THE PROBLEM: Could you return all of the entries below exactly, minus the pictures?
### DATA ###
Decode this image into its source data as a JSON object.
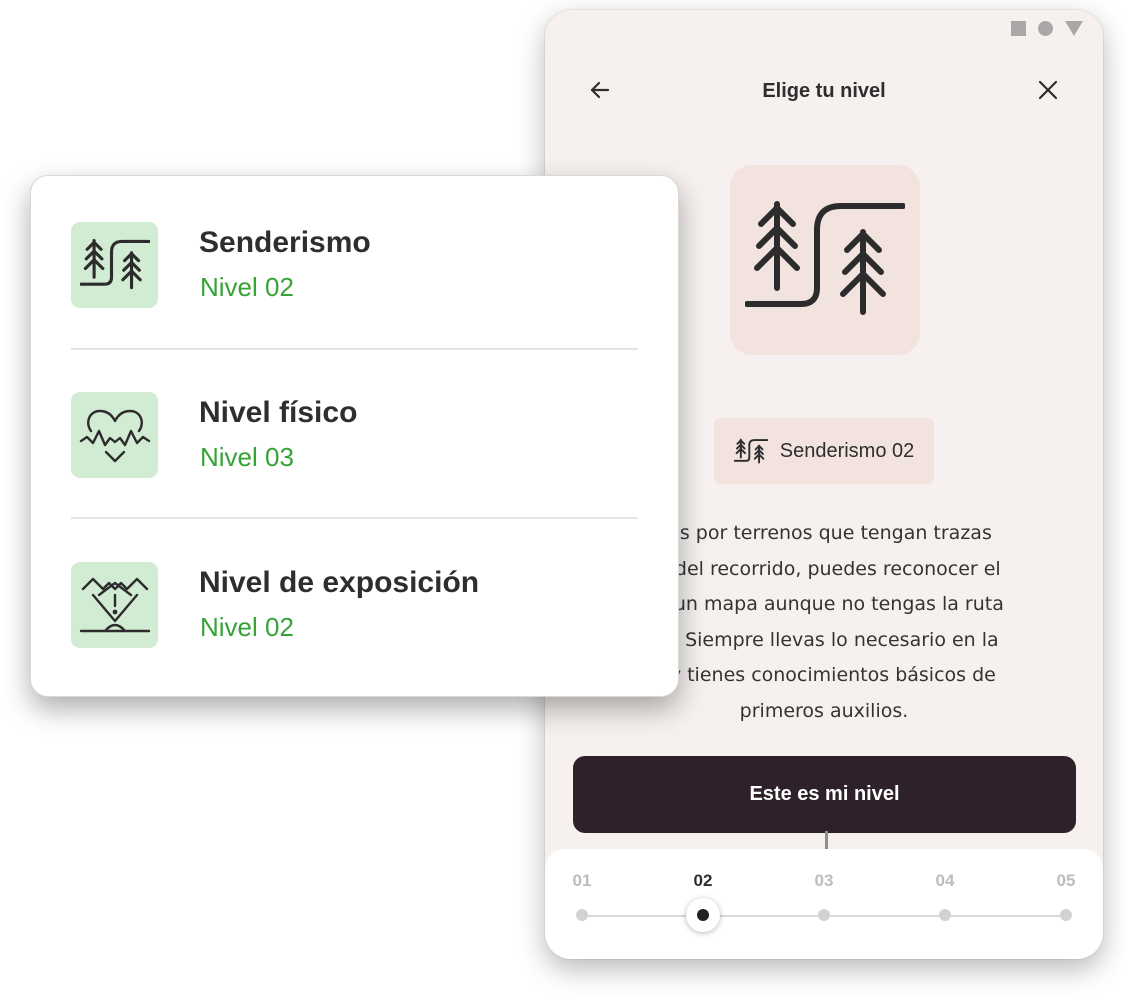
{
  "phone": {
    "header": {
      "title": "Elige tu nivel",
      "back_icon": "arrow-left-icon",
      "close_icon": "close-icon"
    },
    "hero_icon": "hiking-trees-icon",
    "chip": {
      "icon": "hiking-trees-icon",
      "label": "Senderismo 02"
    },
    "description_lines": [
      "nas por terrenos que tengan trazas",
      "es del recorrido, puedes reconocer el",
      "en un mapa aunque no tengas la ruta",
      "da. Siempre llevas lo necesario en la",
      "a y tienes conocimientos básicos de",
      "primeros auxilios."
    ],
    "cta_label": "Este es mi nivel",
    "levels": {
      "options": [
        "01",
        "02",
        "03",
        "04",
        "05"
      ],
      "selected": "02"
    }
  },
  "summary_card": {
    "items": [
      {
        "icon": "hiking-trees-icon",
        "title": "Senderismo",
        "level": "Nivel 02"
      },
      {
        "icon": "heart-pulse-icon",
        "title": "Nivel físico",
        "level": "Nivel 03"
      },
      {
        "icon": "exposure-warning-icon",
        "title": "Nivel de exposición",
        "level": "Nivel 02"
      }
    ]
  },
  "colors": {
    "phone_bg": "#f6f1ee",
    "hero_bg": "#f3e3df",
    "cta_bg": "#2f2129",
    "icon_tile_green": "#d2ecd4",
    "level_green": "#36a336",
    "text_dark": "#2e2e2e"
  }
}
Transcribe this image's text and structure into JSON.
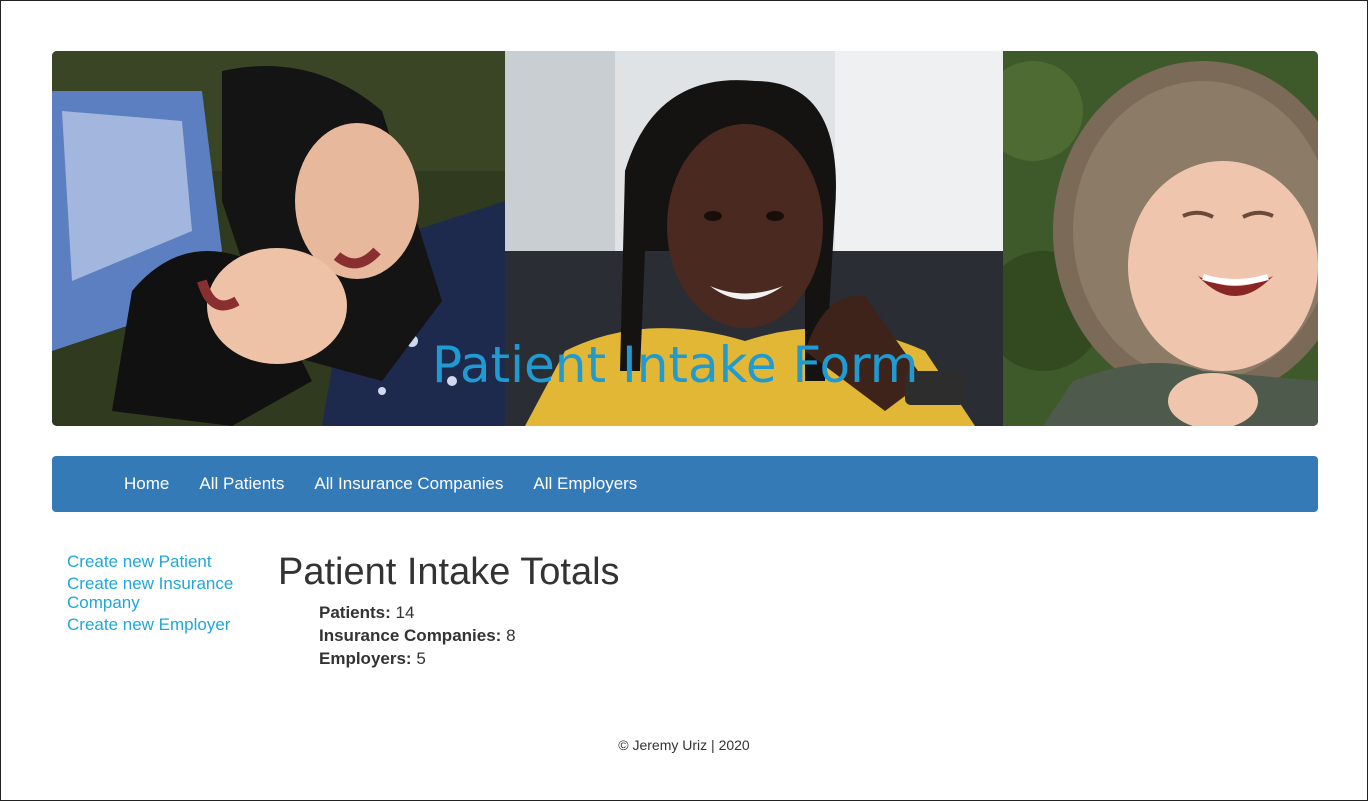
{
  "banner": {
    "title": "Patient Intake Form",
    "images": [
      "photo-two-women-laughing",
      "photo-woman-smiling-yellow-sweater",
      "photo-child-laughing-fur-hood"
    ]
  },
  "nav": {
    "items": [
      {
        "label": "Home"
      },
      {
        "label": "All Patients"
      },
      {
        "label": "All Insurance Companies"
      },
      {
        "label": "All Employers"
      }
    ]
  },
  "sidebar": {
    "links": [
      {
        "label": "Create new Patient"
      },
      {
        "label": "Create new Insurance Company"
      },
      {
        "label": "Create new Employer"
      }
    ]
  },
  "main": {
    "title": "Patient Intake Totals",
    "totals": [
      {
        "label": "Patients:",
        "value": "14"
      },
      {
        "label": "Insurance Companies:",
        "value": "8"
      },
      {
        "label": "Employers:",
        "value": "5"
      }
    ]
  },
  "footer": {
    "text": "© Jeremy Uriz | 2020"
  },
  "colors": {
    "navbar": "#337ab7",
    "link": "#1fa7d8",
    "banner_title": "#1f9bd1"
  }
}
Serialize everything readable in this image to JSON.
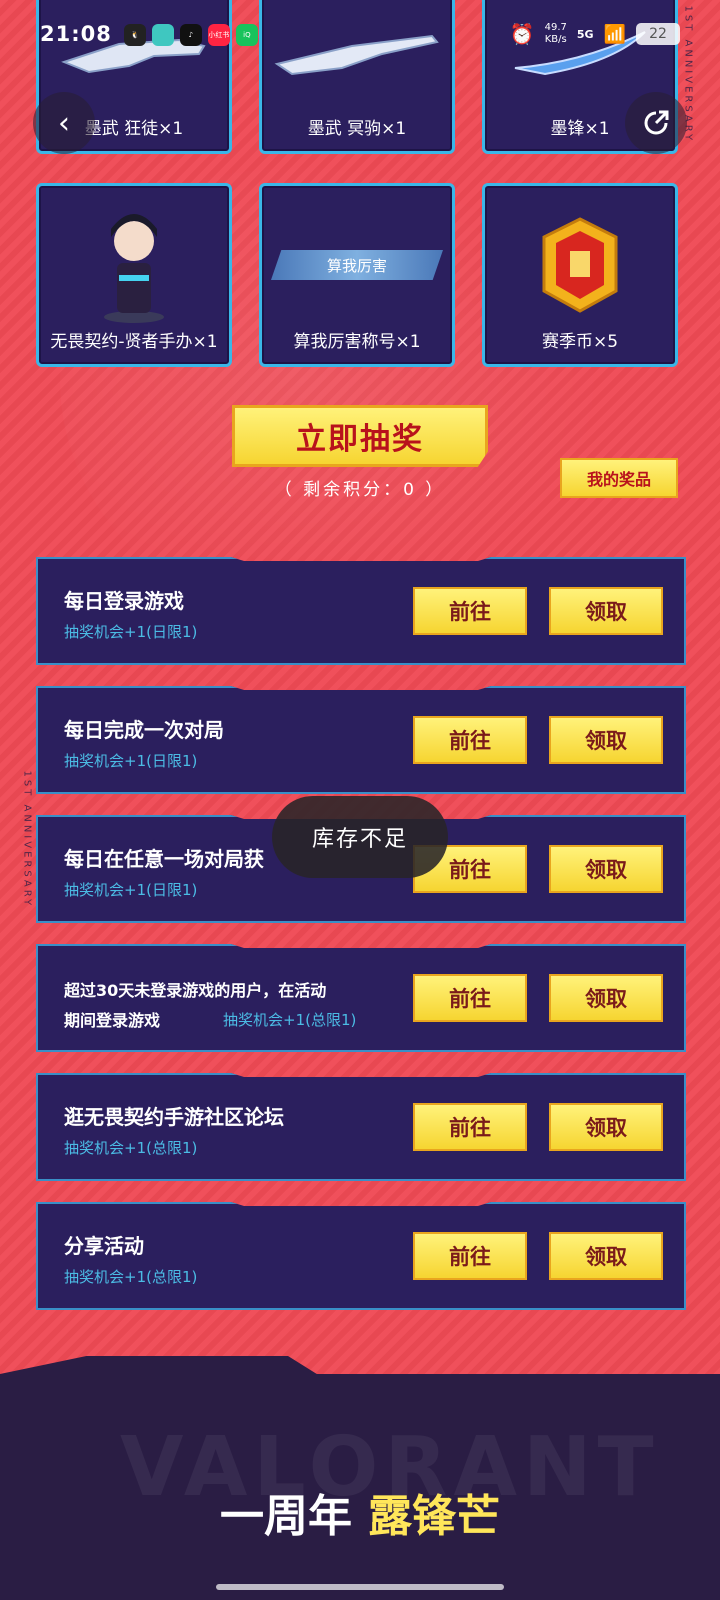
{
  "status_bar": {
    "time": "21:08",
    "apps": [
      "QQ",
      "app",
      "TikTok",
      "小红书",
      "iQIYI 爱奇艺"
    ],
    "net_speed_value": "49.7",
    "net_speed_unit": "KB/s",
    "signal": "5G",
    "battery": "22"
  },
  "nav": {
    "back_icon": "chevron-left-icon",
    "share_icon": "share-icon"
  },
  "prizes_row1": [
    {
      "label": "墨武 狂徒×1"
    },
    {
      "label": "墨武 冥驹×1"
    },
    {
      "label": "墨锋×1"
    }
  ],
  "prizes_row2": [
    {
      "label": "无畏契约-贤者手办×1"
    },
    {
      "label": "算我厉害称号×1",
      "banner": "算我厉害"
    },
    {
      "label": "赛季币×5"
    }
  ],
  "draw": {
    "button": "立即抽奖",
    "points_text": "（ 剩余积分：0 ）",
    "my_prizes": "我的奖品"
  },
  "tasks": [
    {
      "title": "每日登录游戏",
      "reward": "抽奖机会+1(日限1)",
      "go": "前往",
      "claim": "领取"
    },
    {
      "title": "每日完成一次对局",
      "reward": "抽奖机会+1(日限1)",
      "go": "前往",
      "claim": "领取"
    },
    {
      "title": "每日在任意一场对局获",
      "reward": "抽奖机会+1(日限1)",
      "go": "前往",
      "claim": "领取"
    },
    {
      "title_line1": "超过30天未登录游戏的用户，在活动",
      "title_line2": "期间登录游戏",
      "reward": "抽奖机会+1(总限1)",
      "go": "前往",
      "claim": "领取"
    },
    {
      "title": "逛无畏契约手游社区论坛",
      "reward": "抽奖机会+1(总限1)",
      "go": "前往",
      "claim": "领取"
    },
    {
      "title": "分享活动",
      "reward": "抽奖机会+1(总限1)",
      "go": "前往",
      "claim": "领取"
    }
  ],
  "toast": "库存不足",
  "side_text": "1ST ANNIVERSARY",
  "footer": {
    "title_a": "一周年",
    "title_b": "露锋芒",
    "bg_word": "VALORANT"
  }
}
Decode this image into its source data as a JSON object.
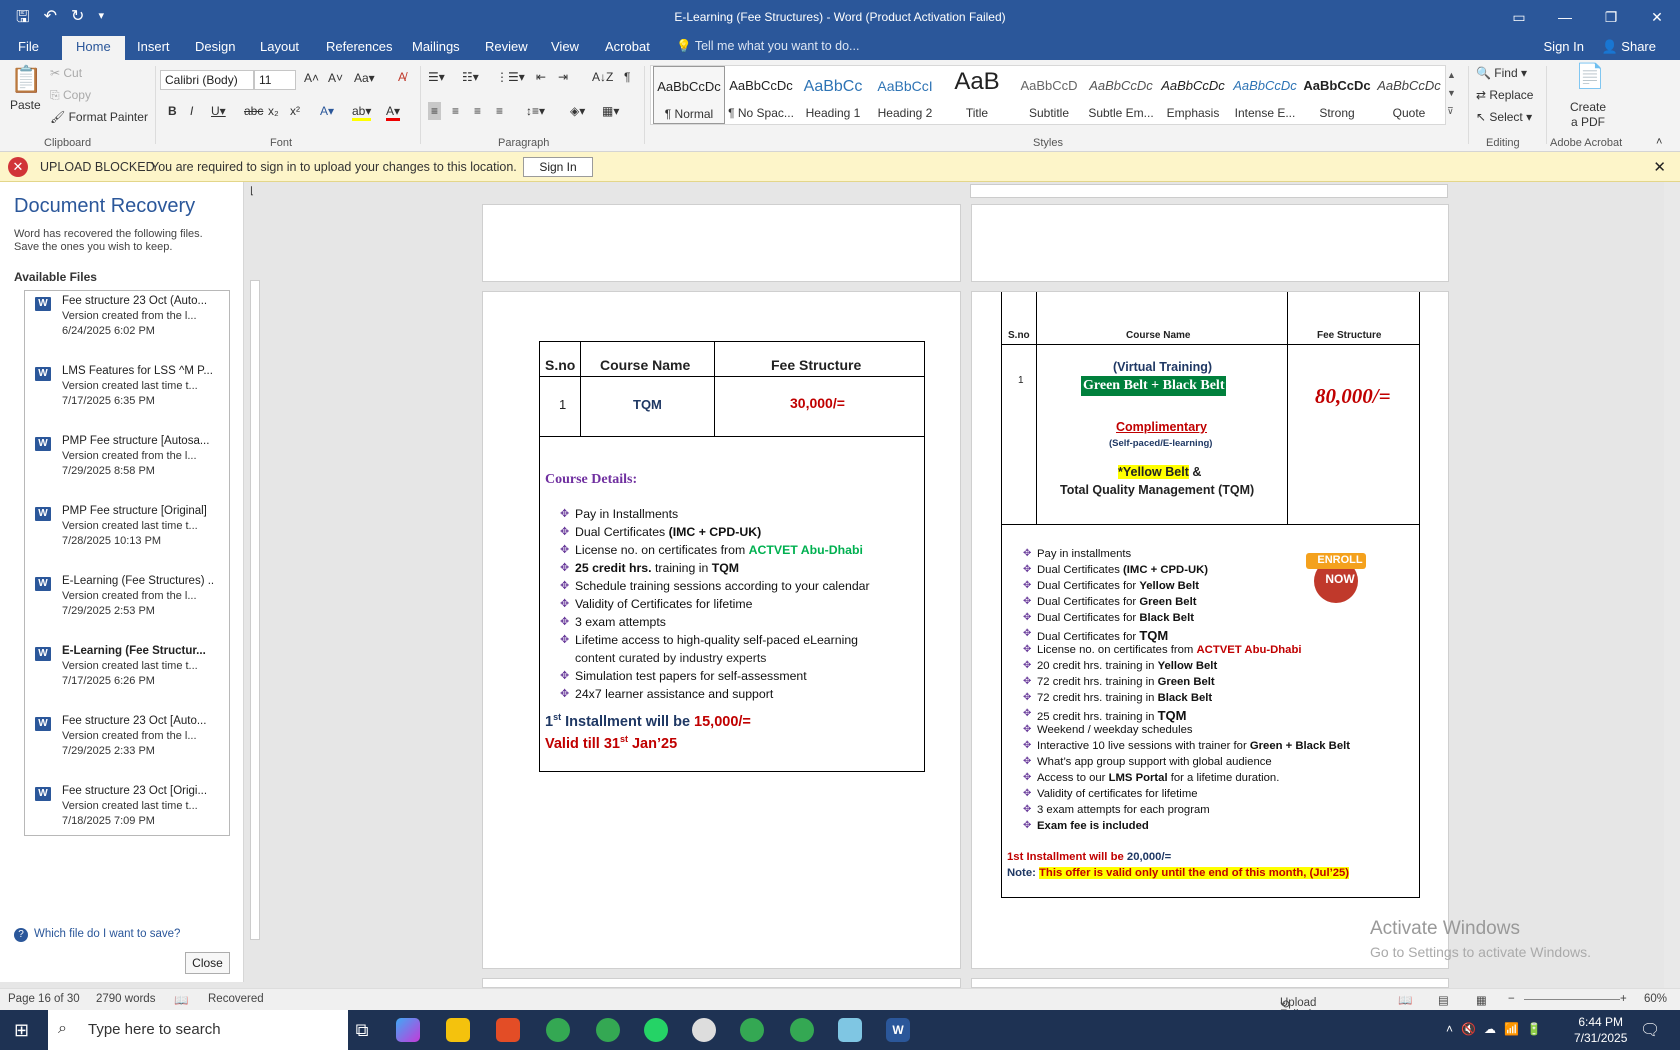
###
TASK OUTPUT:
Decode this image into its source data as a JSON object.
{
  "phone": {
    "header": {
      "title": "Elige tu nivel",
      "back_icon": "arrow-left-icon",
      "close_icon": "close-icon"
    },
    "hero_icon": "hiking-trees-icon",
    "chip": {
      "icon": "hiking-trees-icon",
      "label": "Senderismo 02"
    },
    "description_lines": [
      "nas por terrenos que tengan trazas",
      "es del recorrido, puedes reconocer el",
      "en un mapa aunque no tengas la ruta",
      "da. Siempre llevas lo necesario en la",
      "a y tienes conocimientos básicos de",
      "primeros auxilios."
    ],
    "cta_label": "Este es mi nivel",
    "levels": {
      "options": [
        "01",
        "02",
        "03",
        "04",
        "05"
      ],
      "selected": "02"
    }
  },
  "summary_card": {
    "items": [
      {
        "icon": "hiking-trees-icon",
        "title": "Senderismo",
        "level": "Nivel 02"
      },
      {
        "icon": "heart-pulse-icon",
        "title": "Nivel físico",
        "level": "Nivel 03"
      },
      {
        "icon": "exposure-warning-icon",
        "title": "Nivel de exposición",
        "level": "Nivel 02"
      }
    ]
  },
  "colors": {
    "phone_bg": "#f6f1ee",
    "hero_bg": "#f3e3df",
    "cta_bg": "#2f2129",
    "icon_tile_green": "#d2ecd4",
    "level_green": "#36a336",
    "text_dark": "#2e2e2e"
  }
}
Transcribe this image's text and structure into JSON.
{
  "banner": {
    "title": "Patient Intake Form",
    "images": [
      "photo-two-women-laughing",
      "photo-woman-smiling-yellow-sweater",
      "photo-child-laughing-fur-hood"
    ]
  },
  "nav": {
    "items": [
      {
        "label": "Home"
      },
      {
        "label": "All Patients"
      },
      {
        "label": "All Insurance Companies"
      },
      {
        "label": "All Employers"
      }
    ]
  },
  "sidebar": {
    "links": [
      {
        "label": "Create new Patient"
      },
      {
        "label": "Create new Insurance Company"
      },
      {
        "label": "Create new Employer"
      }
    ]
  },
  "main": {
    "title": "Patient Intake Totals",
    "totals": [
      {
        "label": "Patients:",
        "value": "14"
      },
      {
        "label": "Insurance Companies:",
        "value": "8"
      },
      {
        "label": "Employers:",
        "value": "5"
      }
    ]
  },
  "footer": {
    "text": "© Jeremy Uriz | 2020"
  },
  "colors": {
    "navbar": "#337ab7",
    "link": "#1fa7d8",
    "banner_title": "#1f9bd1"
  }
}
Serialize everything readable in this image to JSON.
{
  "status_bar": {
    "time": "21:08",
    "apps": [
      "QQ",
      "app",
      "TikTok",
      "小红书",
      "iQIYI 爱奇艺"
    ],
    "net_speed_value": "49.7",
    "net_speed_unit": "KB/s",
    "signal": "5G",
    "battery": "22"
  },
  "nav": {
    "back_icon": "chevron-left-icon",
    "share_icon": "share-icon"
  },
  "prizes_row1": [
    {
      "label": "墨武 狂徒×1"
    },
    {
      "label": "墨武 冥驹×1"
    },
    {
      "label": "墨锋×1"
    }
  ],
  "prizes_row2": [
    {
      "label": "无畏契约-贤者手办×1"
    },
    {
      "label": "算我厉害称号×1",
      "banner": "算我厉害"
    },
    {
      "label": "赛季币×5"
    }
  ],
  "draw": {
    "button": "立即抽奖",
    "points_text": "（ 剩余积分：0 ）",
    "my_prizes": "我的奖品"
  },
  "tasks": [
    {
      "title": "每日登录游戏",
      "reward": "抽奖机会+1(日限1)",
      "go": "前往",
      "claim": "领取"
    },
    {
      "title": "每日完成一次对局",
      "reward": "抽奖机会+1(日限1)",
      "go": "前往",
      "claim": "领取"
    },
    {
      "title": "每日在任意一场对局获",
      "reward": "抽奖机会+1(日限1)",
      "go": "前往",
      "claim": "领取"
    },
    {
      "title_line1": "超过30天未登录游戏的用户，在活动",
      "title_line2": "期间登录游戏",
      "reward": "抽奖机会+1(总限1)",
      "go": "前往",
      "claim": "领取"
    },
    {
      "title": "逛无畏契约手游社区论坛",
      "reward": "抽奖机会+1(总限1)",
      "go": "前往",
      "claim": "领取"
    },
    {
      "title": "分享活动",
      "reward": "抽奖机会+1(总限1)",
      "go": "前往",
      "claim": "领取"
    }
  ],
  "toast": "库存不足",
  "side_text": "1ST ANNIVERSARY",
  "footer": {
    "title_a": "一周年",
    "title_b": "露锋芒",
    "bg_word": "VALORANT"
  }
}
Decode this image into its source data as a JSON object.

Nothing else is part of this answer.